▸ **WHAT THIS TASK INVOLVES**
The answer should match the entries below word for word, minus their pictures.

ENTRIES SHOWN Block Start

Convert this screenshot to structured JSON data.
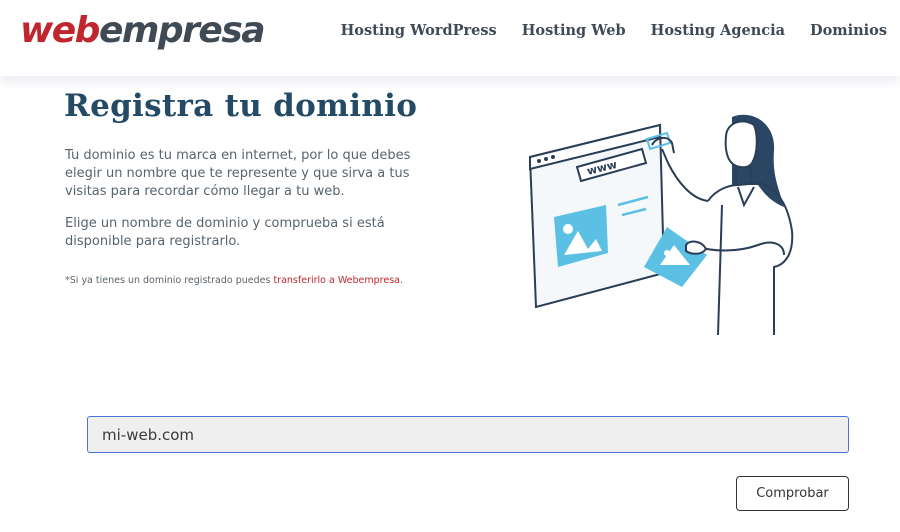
{
  "header": {
    "logo": {
      "part1": "web",
      "part2": "empresa"
    },
    "nav": [
      {
        "label": "Hosting WordPress"
      },
      {
        "label": "Hosting Web"
      },
      {
        "label": "Hosting Agencia"
      },
      {
        "label": "Dominios"
      }
    ]
  },
  "main": {
    "title": "Registra tu dominio",
    "paragraph1": "Tu dominio es tu marca en internet, por lo que debes elegir un nombre que te represente y que sirva a tus visitas para recordar cómo llegar a tu web.",
    "paragraph2": "Elige un nombre de dominio y comprueba si está disponible para registrarlo.",
    "note_prefix": "*Si ya tienes un dominio registrado puedes ",
    "note_link": "transferirlo a Webempresa",
    "note_suffix": ".",
    "illustration": {
      "www_label": "www",
      "icons": [
        "browser-window",
        "image-placeholder-icon",
        "woman-figure"
      ]
    }
  },
  "search": {
    "value": "mi-web.com",
    "button_label": "Comprobar"
  },
  "colors": {
    "brand_red": "#c0262d",
    "title_blue": "#244a66",
    "illustration_blue": "#5bc0e3",
    "input_border": "#4a74d6"
  }
}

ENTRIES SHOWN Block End

▸ **RESULT FOR THIS TASK**
Convert this screenshot to structured JSON data.
{
  "header": {
    "logo": {
      "part1": "web",
      "part2": "empresa"
    },
    "nav": [
      {
        "label": "Hosting WordPress"
      },
      {
        "label": "Hosting Web"
      },
      {
        "label": "Hosting Agencia"
      },
      {
        "label": "Dominios"
      }
    ]
  },
  "main": {
    "title": "Registra tu dominio",
    "paragraph1": "Tu dominio es tu marca en internet, por lo que debes elegir un nombre que te represente y que sirva a tus visitas para recordar cómo llegar a tu web.",
    "paragraph2": "Elige un nombre de dominio y comprueba si está disponible para registrarlo.",
    "note_prefix": "*Si ya tienes un dominio registrado puedes ",
    "note_link": "transferirlo a Webempresa",
    "note_suffix": ".",
    "illustration": {
      "www_label": "www",
      "icons": [
        "browser-window",
        "image-placeholder-icon",
        "woman-figure"
      ]
    }
  },
  "search": {
    "value": "mi-web.com",
    "button_label": "Comprobar"
  },
  "colors": {
    "brand_red": "#c0262d",
    "title_blue": "#244a66",
    "illustration_blue": "#5bc0e3",
    "input_border": "#4a74d6"
  }
}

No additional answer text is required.